While the homers were the memorable part, the truth is Oakland walked back into this game. That’s not a surprise considering what we already covered about the hitters working tough at-bats against opposing pitchers. When the other team can’t find the zone, the A’s are perfectly happy to sit back and let them beat themselves.
We saw it against the Angels, when reliever Noe Ramirez entered with a 3-2 lead but handed out two walks and two HBPs on route to a one-hit, three-run, game-winning rally. We saw it again at the hands of the Giants, when Madison Bumgarner lost control and issued four walks in the span of five batters. The third and fourth bases-loaded walks of his entire career turned a 1-0 Giants lead into a 2-1 Oakland advantage (and eventual victory).

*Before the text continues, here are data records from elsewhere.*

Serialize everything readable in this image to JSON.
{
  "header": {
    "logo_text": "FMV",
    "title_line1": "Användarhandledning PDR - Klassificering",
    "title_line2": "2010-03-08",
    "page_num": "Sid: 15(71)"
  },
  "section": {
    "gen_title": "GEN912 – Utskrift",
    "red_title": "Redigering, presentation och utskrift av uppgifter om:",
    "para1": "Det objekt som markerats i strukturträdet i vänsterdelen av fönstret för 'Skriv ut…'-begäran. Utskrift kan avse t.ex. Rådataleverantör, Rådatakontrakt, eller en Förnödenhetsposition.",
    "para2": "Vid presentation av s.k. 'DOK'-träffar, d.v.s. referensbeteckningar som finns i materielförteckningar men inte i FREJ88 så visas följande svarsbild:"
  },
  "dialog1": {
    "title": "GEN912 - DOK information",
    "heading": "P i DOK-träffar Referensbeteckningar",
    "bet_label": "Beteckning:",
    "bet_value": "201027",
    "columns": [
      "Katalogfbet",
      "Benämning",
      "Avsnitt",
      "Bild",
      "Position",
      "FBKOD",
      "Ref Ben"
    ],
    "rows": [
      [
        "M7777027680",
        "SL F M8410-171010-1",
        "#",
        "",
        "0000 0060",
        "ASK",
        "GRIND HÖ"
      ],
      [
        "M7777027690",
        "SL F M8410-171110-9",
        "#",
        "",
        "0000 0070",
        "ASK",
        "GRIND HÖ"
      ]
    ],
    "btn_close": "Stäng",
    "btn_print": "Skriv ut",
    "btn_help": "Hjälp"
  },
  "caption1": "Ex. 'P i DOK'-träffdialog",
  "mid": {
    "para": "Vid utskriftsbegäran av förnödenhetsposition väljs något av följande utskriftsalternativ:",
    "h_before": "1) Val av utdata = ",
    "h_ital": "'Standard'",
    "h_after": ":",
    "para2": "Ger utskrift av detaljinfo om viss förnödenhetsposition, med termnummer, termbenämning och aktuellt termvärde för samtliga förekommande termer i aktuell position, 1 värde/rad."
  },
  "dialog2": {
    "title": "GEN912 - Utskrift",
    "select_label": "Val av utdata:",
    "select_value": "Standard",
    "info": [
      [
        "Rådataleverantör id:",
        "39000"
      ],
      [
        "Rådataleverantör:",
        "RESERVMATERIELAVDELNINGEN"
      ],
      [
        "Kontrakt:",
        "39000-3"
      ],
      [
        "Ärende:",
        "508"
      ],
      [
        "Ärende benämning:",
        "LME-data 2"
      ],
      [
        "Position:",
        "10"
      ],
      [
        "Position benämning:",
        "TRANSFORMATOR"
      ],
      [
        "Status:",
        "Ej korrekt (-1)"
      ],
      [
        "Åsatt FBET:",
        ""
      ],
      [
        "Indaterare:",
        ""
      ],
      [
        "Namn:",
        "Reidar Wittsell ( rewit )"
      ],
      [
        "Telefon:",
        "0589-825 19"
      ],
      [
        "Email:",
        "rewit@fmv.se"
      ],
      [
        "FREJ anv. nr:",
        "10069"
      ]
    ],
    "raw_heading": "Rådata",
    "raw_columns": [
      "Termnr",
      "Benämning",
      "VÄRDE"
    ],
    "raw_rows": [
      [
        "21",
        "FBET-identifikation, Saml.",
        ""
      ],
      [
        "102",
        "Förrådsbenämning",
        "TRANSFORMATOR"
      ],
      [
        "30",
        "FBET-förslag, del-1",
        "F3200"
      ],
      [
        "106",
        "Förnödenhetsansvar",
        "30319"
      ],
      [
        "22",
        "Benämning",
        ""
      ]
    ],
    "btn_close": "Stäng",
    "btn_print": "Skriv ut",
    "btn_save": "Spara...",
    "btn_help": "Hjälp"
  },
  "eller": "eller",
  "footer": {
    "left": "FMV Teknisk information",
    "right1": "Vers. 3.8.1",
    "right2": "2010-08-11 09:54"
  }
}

It happened again on Tuesday. In the 7th, with a 10-2 lead, Texas’ mopup Mann walked the first two batters of the inning to gift-wrap a free rally. They both wound up scoring as part of a three-run frame. In the 8th, setup man Jake Diekman got the first out but then walked the bases loaded. All three scored despite the A’s notching just one hit, with one of the runs coming home on another HBP. The score went from 10-2 to 10-9 on just four total Oakland hits.
Part of those late “rallies” was simply the Rangers being a last-place team with shaky pitching. But part of it was the A’s not giving in, making the opponent earn everything, and then waltzing to victory when Texas wasn’t up to the task. It’s not a coincidence that this keeps happening.
Another late comeback
Whereas 2012 was the Year of the Walk-Off, this has become more generally the Year of the Late Comeback. This is now the 13th time the 2018 A’s have come back from a deficit in the 7th inning or later to turn a loss into a win. That’s not even counting late ties, but strictly times they were trailing in the final frames.
While these heroics aren’t anything new during this wild summer, they certainly upped the ante this time. According to David Schoenfield of ESPN, this is the first time since 2012 that any team entered the 7th inning trailing by eight runs and came back to earn a victory. The leading club had converted the win 761 times in a row in such situations, until last night. In a slightly different twist on that statement, the mark was 1,684 straight wins when leading by eight runs in the 7th inning or later (via ESPN Stats & Info). It was the first time in Rangers franchise history that they’d allowed this big of a comeback this late in a game, breaking a streak of 471 wins (via ESPN Stats & Info).
The Win Probability chart was pure art. The Rangers’ odds of victory were at 99.5% after Elvis Andrus’ grand slam in the 6th, and they were still at 98.7% entering the 8th with a five-run lead.
This is the way the A’s season is going, and it’s marvelous to watch. Oakland is never out of a game, and never even out of an at-bat, until it’s truly over. They keep pushing the boundary of what they can come back from, and now they’ve reached historic levels in that regard, all with their own elite lockdown bullpen to prevent anyone else from returning the favor. At this point you can really never turn off the TV until the final out has been squeezed, because no lead is safe against the green and gold.
Of course, there’s still one comeback left to finish. Anyone want to bet against it?